CEO Brian Roberts on July 28 had good news for Comcast (CMCSA) shareholders, who were upset earlier this year by his failed hostile $54 billion bid for Walt Disney (DIS). Roberts announced the nation's No. 1 cable operator has authorized an additional $1 billion to buy back shares, bringing the total to $2 billion. Roberts, 45, is betting the move will boost the price of Comcast shares, which have fallen 12% on July 28, to $27.56, since the Feb. 11 bid.
Yet some investors remain concerned about Roberts' dependence on dealmaking to keep the Philadelphia cable company growing. They were spooked by the scuttled Disney deal and are wary of other possible acquisitions, including bankrupt Adelphia Communications (ADELQ). Still, it's not as if Comcast needs deals to grow: On July 28, it reported second-quarter operating income doubled from a year earlier, to $852 million. Roberts also raised Comcast's operating cash flow estimates for 2004 to $7.5 billion, an 18% jump over last year. That should cheer up shareholders a bit.
Time Warner (TWX) has launched an internal probe into accounting at AOL Europe covering a period in late 2000 when America Online struck a deal with Goldman Sachs (GS). The arrangement was reached just before the merger between AOL and Time Warner closed. As first reported by BusinessWeek, AOL arranged for Goldman to buy 1% of AOL Europe to reduce AOL's ownership below 50% and ease competition concerns by Europe's antitrust czar (BW -- June 28) about the Time Warner merger. But the deal also guaranteed a repurchase from Goldman at a preset price and date, which regulators may view as illegal asset-parking. AOL also may have violated securities laws by not disclosing the deal to investors. The Securities & Exchange Commission would not comment. Time Warner officials would not comment further. Goldman says it has done nothing wrong.
Crude oil soared to a record $42.90 a barrel on the New York Mercantile Exchange on July 28 as Russia's biggest oil exporter warned that it might be forced by the Russian government to halt production. Lawyers for Yukos said the embattled company had been prohibited by the Justice Ministry from selling property. It has asked the ministry to clarify whether "property" includes its oil. The government of Russian President Vladimir Putin has been moving toward selling Yukos in pieces to settle a $3.4 billion bill for back taxes. Putin's critics say that he's trying to punish Yukos' politically ambitious former CEO, Mikhail Khodorkovsky. The company's latest warning might be a way to rally support.

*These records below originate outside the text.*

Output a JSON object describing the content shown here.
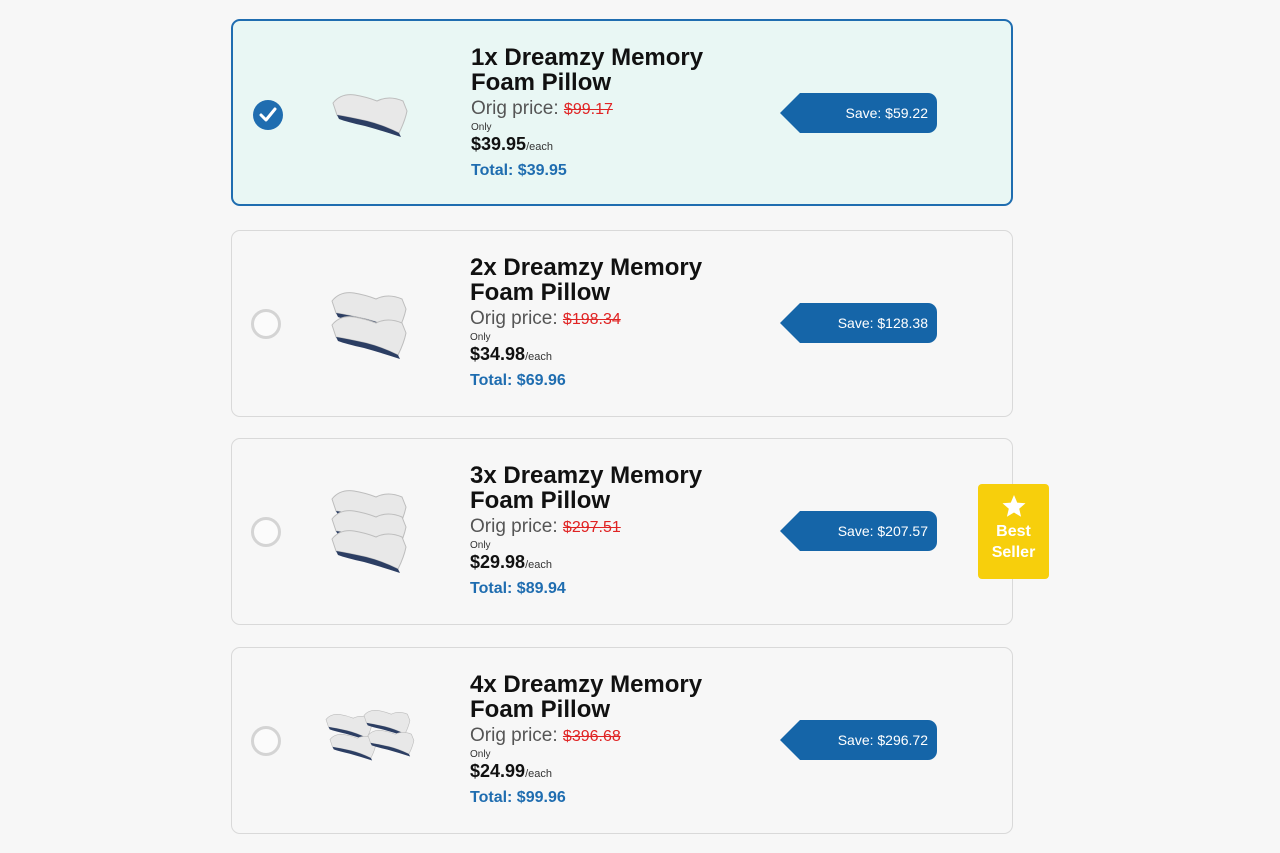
{
  "offers": [
    {
      "title_line1": "1x Dreamzy Memory",
      "title_line2": "Foam Pillow",
      "orig_label": "Orig price:",
      "orig_price": "$99.17",
      "only": "Only",
      "price": "$39.95",
      "each": "/each",
      "total": "Total: $39.95",
      "save": "Save: $59.22",
      "selected": true
    },
    {
      "title_line1": "2x Dreamzy Memory",
      "title_line2": "Foam Pillow",
      "orig_label": "Orig price:",
      "orig_price": "$198.34",
      "only": "Only",
      "price": "$34.98",
      "each": "/each",
      "total": "Total: $69.96",
      "save": "Save: $128.38",
      "selected": false
    },
    {
      "title_line1": "3x Dreamzy Memory",
      "title_line2": "Foam Pillow",
      "orig_label": "Orig price:",
      "orig_price": "$297.51",
      "only": "Only",
      "price": "$29.98",
      "each": "/each",
      "total": "Total: $89.94",
      "save": "Save: $207.57",
      "selected": false
    },
    {
      "title_line1": "4x Dreamzy Memory",
      "title_line2": "Foam Pillow",
      "orig_label": "Orig price:",
      "orig_price": "$396.68",
      "only": "Only",
      "price": "$24.99",
      "each": "/each",
      "total": "Total: $99.96",
      "save": "Save: $296.72",
      "selected": false
    }
  ],
  "badge": {
    "icon": "star-icon",
    "line1": "Best",
    "line2": "Seller",
    "color": "#f7cf0c"
  },
  "colors": {
    "accent": "#1f6db0",
    "strike": "#e02424",
    "selected_bg": "#e9f7f4"
  }
}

Despite ho-hum growth in telecom services overall, Verizon Communications (VZ)managed to blitz rivals. The nation's largest phone company said on July 27 that second quarter earnings hit $1.8 billion, up more than fivefold from $338 million a year ago. Revenues climbed 6% to $17.84 billion, outpacing SBC Communications' (SBC) 2.2% increase, to $12.8 billion, and BellSouth's (BLS) 1.6% rise to $6.7 billion. The wireless business led Verizon's charge, adding 1.5 million users in the quarter and boosting revenue 25%, to $6.85 billion.

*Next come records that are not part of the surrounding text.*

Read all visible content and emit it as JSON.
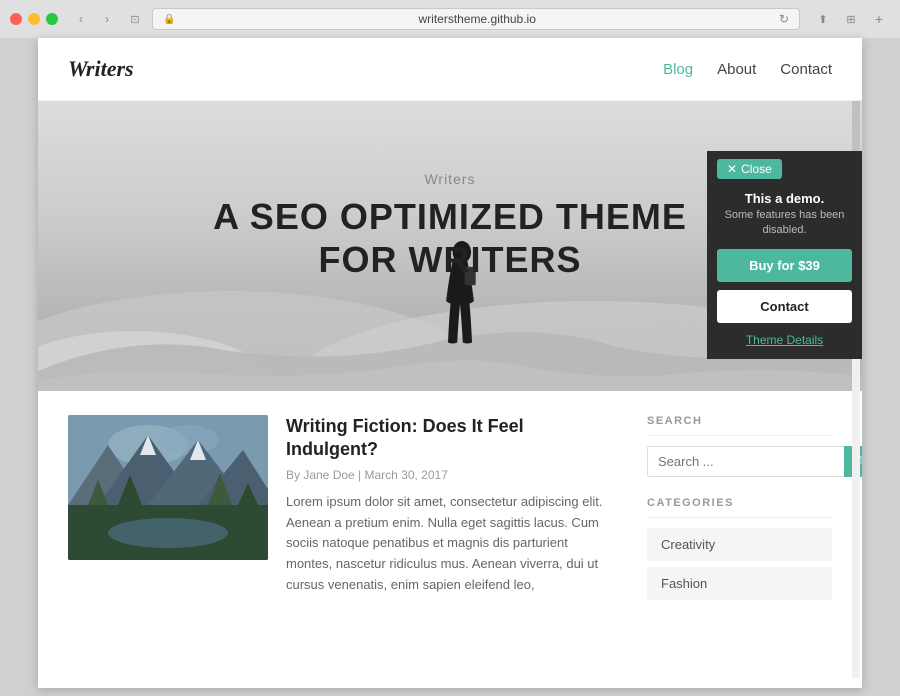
{
  "browser": {
    "url": "writerstheme.github.io",
    "url_display": "writerstheme.github.io"
  },
  "site": {
    "logo": "Writers",
    "nav": [
      {
        "label": "Blog",
        "active": true
      },
      {
        "label": "About",
        "active": false
      },
      {
        "label": "Contact",
        "active": false
      }
    ]
  },
  "hero": {
    "subtitle": "Writers",
    "title_line1": "A SEO OPTIMIZED THEME",
    "title_line2": "FOR WRITERS"
  },
  "demo_popup": {
    "close_label": "Close",
    "title": "This a demo.",
    "description": "Some features has been disabled.",
    "buy_label": "Buy for $39",
    "contact_label": "Contact",
    "theme_link_label": "Theme Details"
  },
  "post": {
    "title": "Writing Fiction: Does It Feel Indulgent?",
    "meta": "By Jane Doe | March 30, 2017",
    "excerpt": "Lorem ipsum dolor sit amet, consectetur adipiscing elit. Aenean a pretium enim. Nulla eget sagittis lacus. Cum sociis natoque penatibus et magnis dis parturient montes, nascetur ridiculus mus. Aenean viverra, dui ut cursus venenatis, enim sapien eleifend leo,"
  },
  "sidebar": {
    "search_label": "SEARCH",
    "search_placeholder": "Search ...",
    "categories_label": "CATEGORIES",
    "categories": [
      {
        "label": "Creativity"
      },
      {
        "label": "Fashion"
      }
    ]
  }
}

Richard Miller resigned as chief financial officer of Cardinal Health (CAH) in the wake of questions about how the health-care giant classified its revenues. Considered a star finance exec when he became CFO in 1998, Miller came under pressure last fall when the SEC began an informal inquiry into Cardinal's handling of $22 million from vitamin manufacturers that overcharged the company. Miller's exit was coupled with the news that Cardinal will delay the release of its fiscal 2005 results. Cardinal revealed on June 30 that it received a subpoena from the SEC. It also cut its annual profit forecast.

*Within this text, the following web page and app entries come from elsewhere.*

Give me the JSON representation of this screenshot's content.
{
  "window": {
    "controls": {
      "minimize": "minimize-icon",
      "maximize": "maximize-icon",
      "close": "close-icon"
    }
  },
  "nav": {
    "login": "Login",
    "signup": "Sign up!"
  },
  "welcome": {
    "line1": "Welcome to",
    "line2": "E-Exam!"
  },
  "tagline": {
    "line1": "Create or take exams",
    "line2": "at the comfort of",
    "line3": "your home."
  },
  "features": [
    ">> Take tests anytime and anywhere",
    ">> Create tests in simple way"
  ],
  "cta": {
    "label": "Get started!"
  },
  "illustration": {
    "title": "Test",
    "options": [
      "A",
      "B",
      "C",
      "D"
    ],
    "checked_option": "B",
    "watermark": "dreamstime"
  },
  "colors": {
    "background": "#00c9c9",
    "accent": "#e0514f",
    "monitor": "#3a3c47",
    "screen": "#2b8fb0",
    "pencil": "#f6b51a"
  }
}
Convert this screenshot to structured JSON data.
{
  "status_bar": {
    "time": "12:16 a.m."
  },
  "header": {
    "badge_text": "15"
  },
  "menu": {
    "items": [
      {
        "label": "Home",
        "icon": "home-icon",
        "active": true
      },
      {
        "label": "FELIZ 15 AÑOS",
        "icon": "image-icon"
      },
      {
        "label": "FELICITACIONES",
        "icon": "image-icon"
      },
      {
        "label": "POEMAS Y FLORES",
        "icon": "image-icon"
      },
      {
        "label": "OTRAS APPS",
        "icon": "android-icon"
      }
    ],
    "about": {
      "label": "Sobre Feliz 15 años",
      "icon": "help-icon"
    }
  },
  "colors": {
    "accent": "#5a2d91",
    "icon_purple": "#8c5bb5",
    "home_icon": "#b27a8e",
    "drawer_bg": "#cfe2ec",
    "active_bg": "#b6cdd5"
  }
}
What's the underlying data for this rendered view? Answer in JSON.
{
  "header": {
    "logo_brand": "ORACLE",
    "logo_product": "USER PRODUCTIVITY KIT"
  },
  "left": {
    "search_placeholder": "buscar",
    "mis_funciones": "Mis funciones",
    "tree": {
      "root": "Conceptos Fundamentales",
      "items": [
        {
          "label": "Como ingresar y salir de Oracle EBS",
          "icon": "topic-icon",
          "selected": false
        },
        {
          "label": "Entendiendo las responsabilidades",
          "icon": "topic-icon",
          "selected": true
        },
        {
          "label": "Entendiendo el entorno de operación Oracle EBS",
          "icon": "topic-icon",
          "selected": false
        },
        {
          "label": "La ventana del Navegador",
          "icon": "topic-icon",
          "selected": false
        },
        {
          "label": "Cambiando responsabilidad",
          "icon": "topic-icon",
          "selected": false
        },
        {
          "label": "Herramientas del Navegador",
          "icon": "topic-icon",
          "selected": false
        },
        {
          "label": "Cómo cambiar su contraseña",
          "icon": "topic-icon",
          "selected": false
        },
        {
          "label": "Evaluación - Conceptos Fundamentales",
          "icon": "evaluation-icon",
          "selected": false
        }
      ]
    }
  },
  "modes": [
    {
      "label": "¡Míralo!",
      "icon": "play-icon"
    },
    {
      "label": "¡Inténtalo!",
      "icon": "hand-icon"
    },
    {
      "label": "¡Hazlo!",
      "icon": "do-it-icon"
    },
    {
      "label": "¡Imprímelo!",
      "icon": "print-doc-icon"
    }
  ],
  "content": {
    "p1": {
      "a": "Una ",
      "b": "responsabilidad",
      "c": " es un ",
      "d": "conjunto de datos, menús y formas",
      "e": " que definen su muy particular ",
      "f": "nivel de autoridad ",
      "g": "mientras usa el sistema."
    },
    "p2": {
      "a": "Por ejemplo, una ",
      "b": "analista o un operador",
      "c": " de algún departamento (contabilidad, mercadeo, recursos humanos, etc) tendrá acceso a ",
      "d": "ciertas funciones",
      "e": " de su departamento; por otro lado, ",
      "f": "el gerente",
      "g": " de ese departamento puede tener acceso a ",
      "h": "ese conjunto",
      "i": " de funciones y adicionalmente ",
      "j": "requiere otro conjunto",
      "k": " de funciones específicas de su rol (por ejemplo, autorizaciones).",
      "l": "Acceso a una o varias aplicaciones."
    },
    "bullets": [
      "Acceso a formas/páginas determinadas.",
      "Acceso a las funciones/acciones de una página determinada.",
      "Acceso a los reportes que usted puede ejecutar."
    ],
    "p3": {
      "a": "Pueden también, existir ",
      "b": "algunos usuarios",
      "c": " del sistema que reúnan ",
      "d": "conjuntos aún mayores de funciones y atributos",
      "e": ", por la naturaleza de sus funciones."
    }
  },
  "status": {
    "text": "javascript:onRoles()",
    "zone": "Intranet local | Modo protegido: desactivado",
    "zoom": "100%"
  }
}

-- Microsoft (MSFT) co-founder Paul Allen acquired Plains Resources for $460 million.
-- Four former execs of U.S. Foodservice (AHO) face securities-fraud charges.
-- Energizer (ENR) shares tumbled 12% on earnings that were below forecasts.
Shares of ImClone Systems (IMCL) have fallen 28%, to $58.52, since July 20 despite strong sales for Erbitux, its new colorectal cancer treatment. Analysts are afraid that royalty payouts may be higher than expected. Erbitux' $16,000-per-month price tag is also drawing fire.